New Cisco IT Blog Series: Collaboration is Good Dog Food
Have you ever wondered where the saying “Eating your own dog food” came from? According to Wikipedia it originated from an Alpo Dog Food television ad (circa 1970’s) where Lorne Green professed to feed his own dogs Alpo. Even better, in 1988 the president of Kal Kan Pet Food was known to eat a can of their dog food at shareholder meetings! Now that is what I call commitment! Simply put, eating your own dog food is “…when a company uses its own product to demonstrate the quality and capabilities of the product.” At Cisco, our version of eating our own dog food is called Cisco on Cisco.
My job is to lead IT Collaboration projects and consulting engagements that drive the adoption and usage of Cisco’s social enterprise software platform WebEx Social. For this reason I thought it was appropriate to call my new blog series Collaboration is Good Dog Food. Get ready for a hearty helping of Collaboration sprinkled with a little WebEx Social.
In this blog, I will share some ways I use our enterprise collaboration platform i.e. WebEx Social to build and grow my personal brand and highlight some benefits of the Profile capability. These tools and practices have been successful for me and I would encourage you to try them too!
I have developed my personal brand by sharing my passion, experience and knowledge of collaboration and communication by using many of the social features available on WebEx Social.
1) I subscribe to and participate in several WebEx Social discussion forums that match my subject matter expertise. Let’s face it, it feels good to help people. And to me my experience is wasted if I can’t share it or use it to help others.

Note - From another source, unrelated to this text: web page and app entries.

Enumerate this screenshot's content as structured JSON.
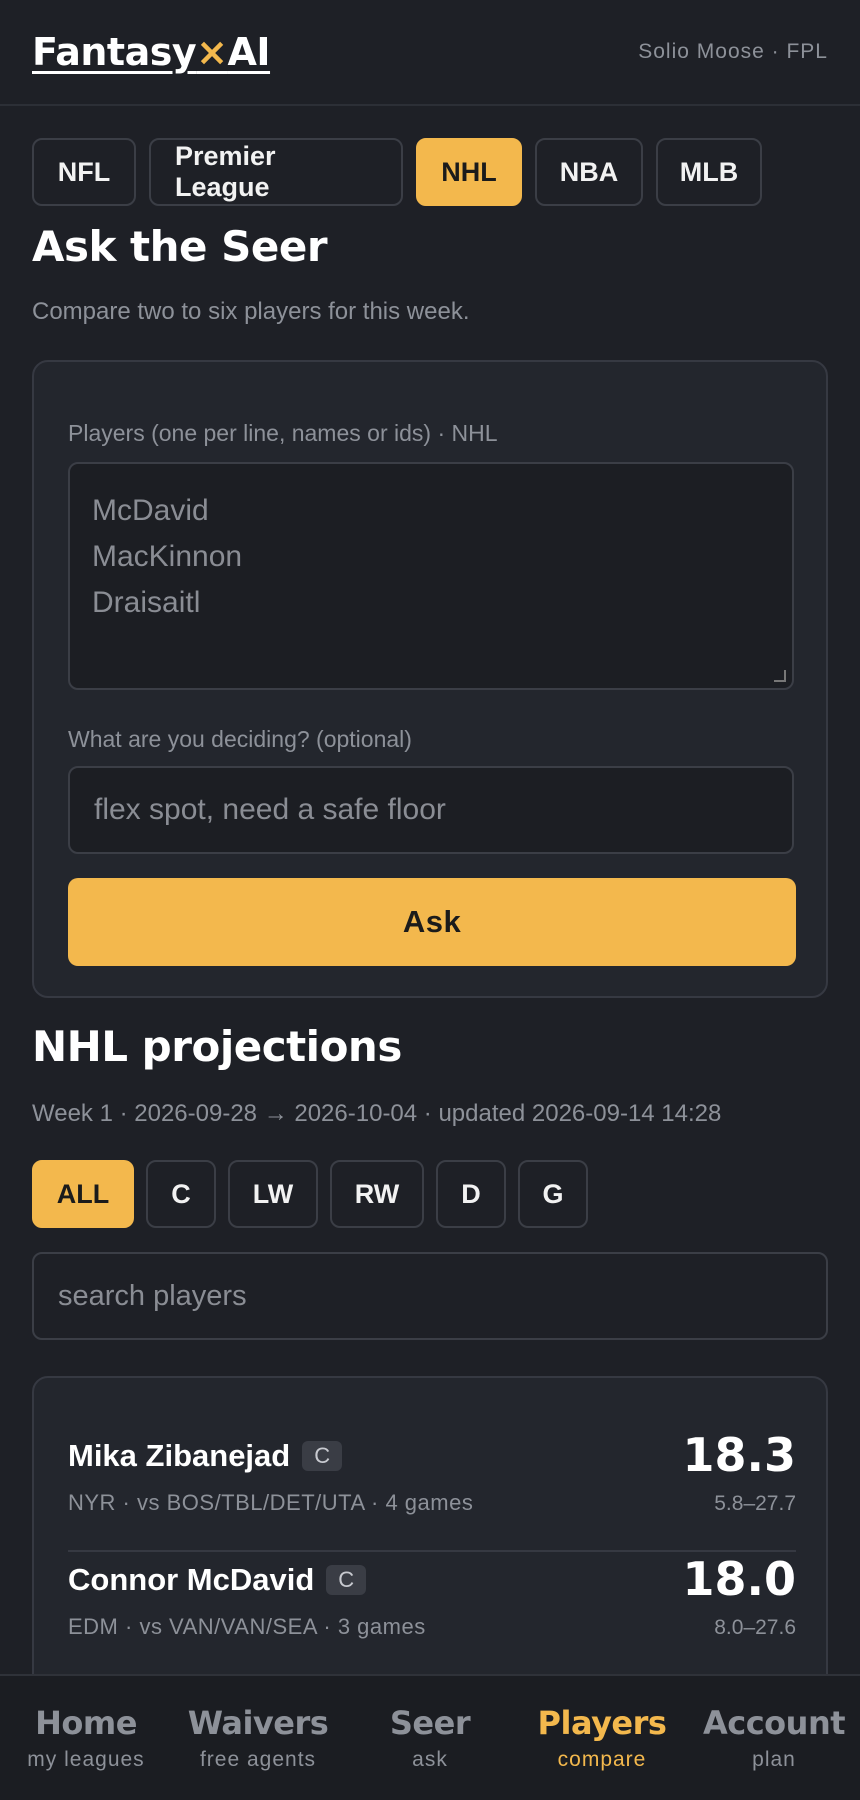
{
  "header": {
    "logo_part1": "Fantasy",
    "logo_x": "×",
    "logo_part2": "AI",
    "user": "Solio Moose · FPL"
  },
  "sport_tabs": [
    "NFL",
    "Premier League",
    "NHL",
    "NBA",
    "MLB"
  ],
  "active_sport": "NHL",
  "seer": {
    "title": "Ask the Seer",
    "subtitle": "Compare two to six players for this week.",
    "players_label": "Players (one per line, names or ids) · NHL",
    "players_placeholder_lines": [
      "McDavid",
      "MacKinnon",
      "Draisaitl"
    ],
    "deciding_label": "What are you deciding? (optional)",
    "deciding_placeholder": "flex spot, need a safe floor",
    "ask_button": "Ask"
  },
  "projections": {
    "title": "NHL projections",
    "subtitle": "Week 1 · 2026-09-28 → 2026-10-04 · updated 2026-09-14 14:28",
    "position_tabs": [
      "ALL",
      "C",
      "LW",
      "RW",
      "D",
      "G"
    ],
    "active_position": "ALL",
    "search_placeholder": "search players",
    "players": [
      {
        "name": "Mika Zibanejad",
        "pos": "C",
        "meta": "NYR · vs BOS/TBL/DET/UTA · 4 games",
        "score": "18.3",
        "range": "5.8–27.7"
      },
      {
        "name": "Connor McDavid",
        "pos": "C",
        "meta": "EDM · vs VAN/VAN/SEA · 3 games",
        "score": "18.0",
        "range": "8.0–27.6"
      }
    ]
  },
  "bottom_nav": [
    {
      "title": "Home",
      "sub": "my leagues"
    },
    {
      "title": "Waivers",
      "sub": "free agents"
    },
    {
      "title": "Seer",
      "sub": "ask"
    },
    {
      "title": "Players",
      "sub": "compare"
    },
    {
      "title": "Account",
      "sub": "plan"
    }
  ],
  "active_nav": "Players",
  "colors": {
    "accent": "#f3b84d",
    "background": "#1e2026",
    "card": "#23262d"
  }
}
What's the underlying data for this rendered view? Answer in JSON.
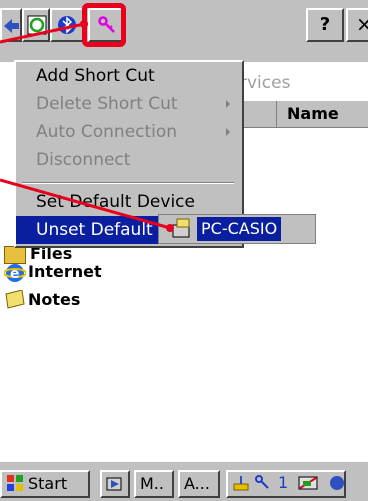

2) I help fellow employees solve problems using WebEx Social. There have been several occasions where someone is typing meeting notes into an email and I’ll say “Did you know there is a better way to capture and share meeting minutes using a WebEx Social Post and the Meeting Notes template?”
3) I tweet and blog about my experiences. Even if you are hesitant to call yourself an expert, you shouldn’t be afraid to share your unique experiences and perspective with others.
4) I use Expertise Tags in my WebEx Social Profile to make it easy for people I have things in common with to find me. Or more importantly, people I may not know who may need help in an area that I am knowledgeable about and vice versa.
For example, any end user can create an Ask a Question Post in WebEx Social and when they type in specific tags it will automatically find and suggest experts who have the same tags in their Profile. This is a really effective crowd sourcing and problem-solving tool. I recently used this method when I was interested in gathering personal productivity use cases for WebEx Social and wanted information and experiences from a different, unfamiliar pool of resources, i.e. people I didn’t know.
5) I evangelize and promote my subject matter expertise (collaboration, project management, web design, customer advocacy, etc.) and passion for collaboration every chance I get. The key here is – DON’T BE SHY. For example I started a simple campaign internally at Cisco called “I LOVE WebEx Social” by creating a WebEx Social Post that I shared on my personal blog (Profile) and it spread like wildfire. I had no idea how many people felt the same way I did. It was a great feeling. From that simple act, other related campaigns popped up like a WebEx Social badge contest where the graphically inclined could show off their skills and pride in the product.
The WebEx Social Profile is not just a corporate directory with a name, picture and location, but a powerful tool to help you communicate and build your personal brand and corporate persona. I think of it as my Cisco resume, internal Facebook page and LinkedIn all in ONE. It’s chock full of useful features like Alternate Contacts so when I’m out of the office my stakeholders or colleagues know who to reach in my absence.
Expertise tags and personal interest tags make searching for experts and crowdsourcing a piece of cake. I’m also able to follow other users and see who is following me. Featured content like my personal blogs, biography and activity stream give viewers a sense of who I am, what I’ve been working on and what my thoughts are on certain subject.
There is also the usual core information like how to contact me, my title, organization, reporting structure, and Unified Communication features such as click to meet/contact/chat. Since its public anyone inside the company’s firewall can visit my Profile by simply clicking on my name. I have also added applications that display recent awards, recognitions, and customer presentations I’ve done and events I’ve attended.
As mentioned earlier, at Cisco eating our own dog food (in this case our WebEx Social product) is a critical part of our business and an important way Cisco IT can share our “hands-on” experiences with our customers. If you are interested in learning more about WebEx Social or how Cisco IT uses its own technologies internally, check out these case studies.
Thanks for listening. Shannon